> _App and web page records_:
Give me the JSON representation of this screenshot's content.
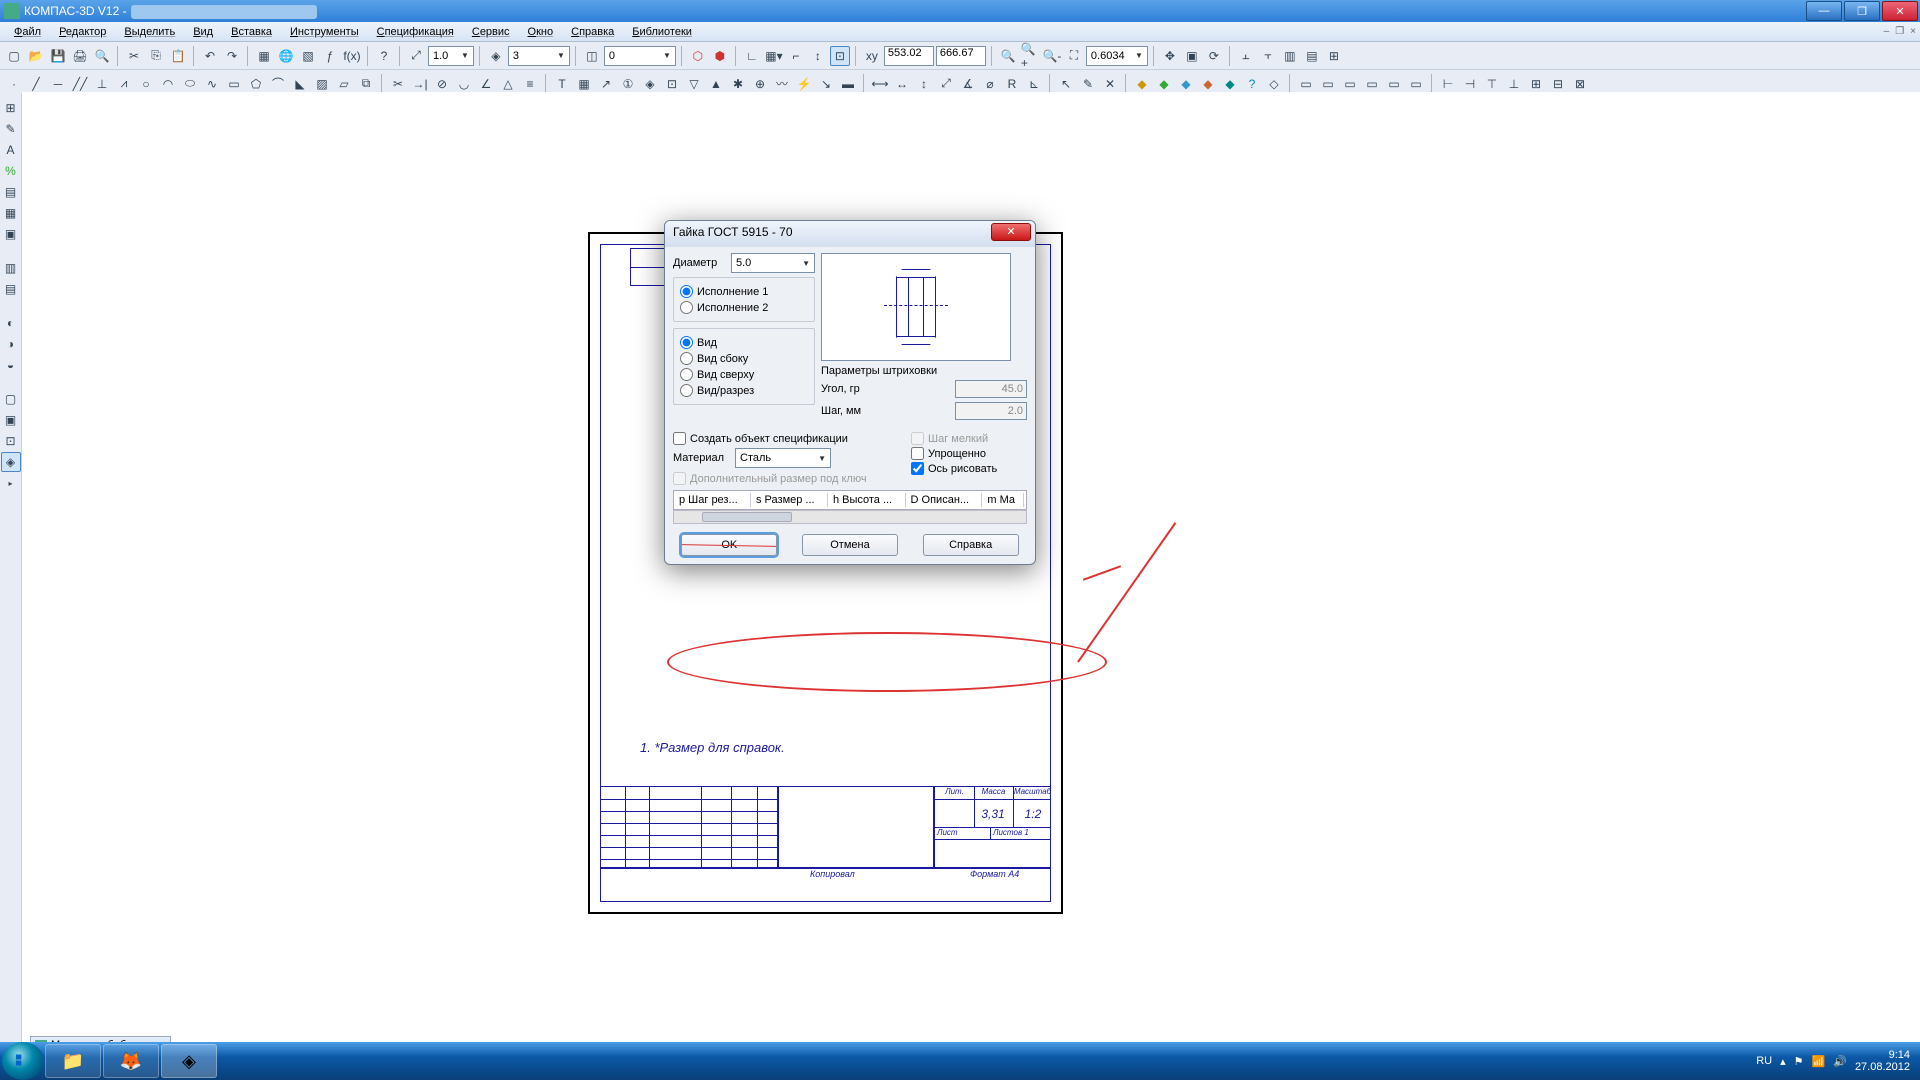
{
  "title_bar": {
    "app": "КОМПАС-3D V12 -",
    "doc": " "
  },
  "win_btns": {
    "min": "—",
    "max": "❐",
    "close": "✕"
  },
  "menu": [
    "Файл",
    "Редактор",
    "Выделить",
    "Вид",
    "Вставка",
    "Инструменты",
    "Спецификация",
    "Сервис",
    "Окно",
    "Справка",
    "Библиотеки"
  ],
  "mdi": {
    "min": "–",
    "max": "❐",
    "close": "×"
  },
  "toolbar1": {
    "scale_value": "1.0",
    "state_value": "3",
    "layer_value": "0",
    "coord_x": "553.02",
    "coord_y": "666.67",
    "zoom_value": "0.6034"
  },
  "lib_mgr": "Менеджер библиотек",
  "drawing": {
    "note": "1.  *Размер для справок.",
    "stamp_lit": "Лит.",
    "stamp_mass": "Масса",
    "stamp_scale": "Масштаб",
    "stamp_mass_v": "3,31",
    "stamp_scale_v": "1:2",
    "stamp_sheet": "Лист",
    "stamp_sheets": "Листов    1",
    "stamp_kop": "Копировал",
    "stamp_fmt": "Формат    А4"
  },
  "dialog": {
    "title": "Гайка ГОСТ 5915 - 70",
    "diameter_label": "Диаметр",
    "diameter_value": "5.0",
    "exec1": "Исполнение 1",
    "exec2": "Исполнение 2",
    "view": "Вид",
    "view_side": "Вид сбоку",
    "view_top": "Вид сверху",
    "view_section": "Вид/разрез",
    "hatch_title": "Параметры штриховки",
    "angle_label": "Угол, гр",
    "angle_value": "45.0",
    "step_label": "Шаг, мм",
    "step_value": "2.0",
    "spec_label": "Создать объект спецификации",
    "material_label": "Материал",
    "material_value": "Сталь",
    "extra_label": "Дополнительный размер под ключ",
    "step_sm": "Шаг мелкий",
    "simpl": "Упрощенно",
    "axis": "Ось рисовать",
    "cols": {
      "p": "p Шаг рез...",
      "s": "s Размер ...",
      "h": "h Высота ...",
      "d": "D Описан...",
      "m": "m Ма"
    },
    "btn_ok": "OK",
    "btn_cancel": "Отмена",
    "btn_help": "Справка"
  },
  "taskbar": {
    "lang": "RU",
    "time": "9:14",
    "date": "27.08.2012"
  }
}
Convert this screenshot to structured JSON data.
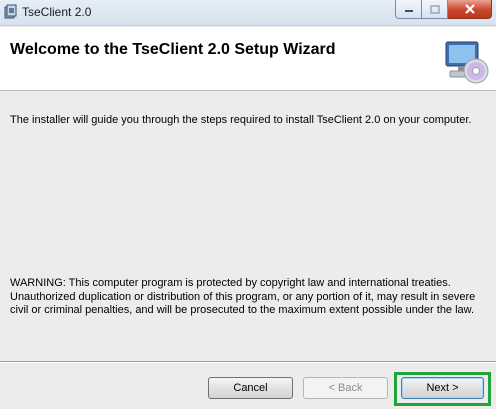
{
  "window": {
    "title": "TseClient 2.0",
    "icon": "installer-app-icon"
  },
  "titlebar_buttons": {
    "minimize": "minimize-icon",
    "maximize": "maximize-icon",
    "close": "close-icon"
  },
  "banner": {
    "title": "Welcome to the TseClient 2.0 Setup Wizard",
    "graphic": "computer-cd-icon"
  },
  "body": {
    "intro": "The installer will guide you through the steps required to install TseClient 2.0 on your computer.",
    "warning": "WARNING: This computer program is protected by copyright law and international treaties. Unauthorized duplication or distribution of this program, or any portion of it, may result in severe civil or criminal penalties, and will be prosecuted to the maximum extent possible under the law."
  },
  "buttons": {
    "cancel": "Cancel",
    "back": "< Back",
    "next": "Next >"
  },
  "colors": {
    "highlight_frame": "#1fa53a",
    "close_button": "#c9462c"
  }
}
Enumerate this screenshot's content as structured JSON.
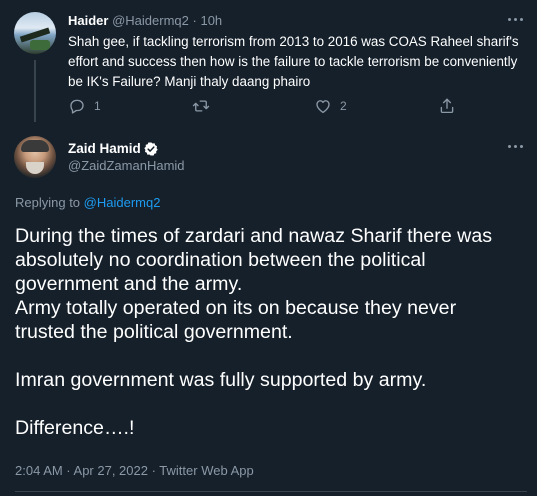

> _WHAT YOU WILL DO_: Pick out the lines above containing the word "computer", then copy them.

> _ANSWER SPACE_:
    "graphic": "computer-cd-icon"
    "intro": "The installer will guide you through the steps required to install TseClient 2.0 on your computer.",
    "warning": "WARNING: This computer program is protected by copyright law and international treaties. Unauthorized duplication or distribution of this program, or any portion of it, may result in severe civil or criminal penalties, and will be prosecuted to the maximum extent possible under the law."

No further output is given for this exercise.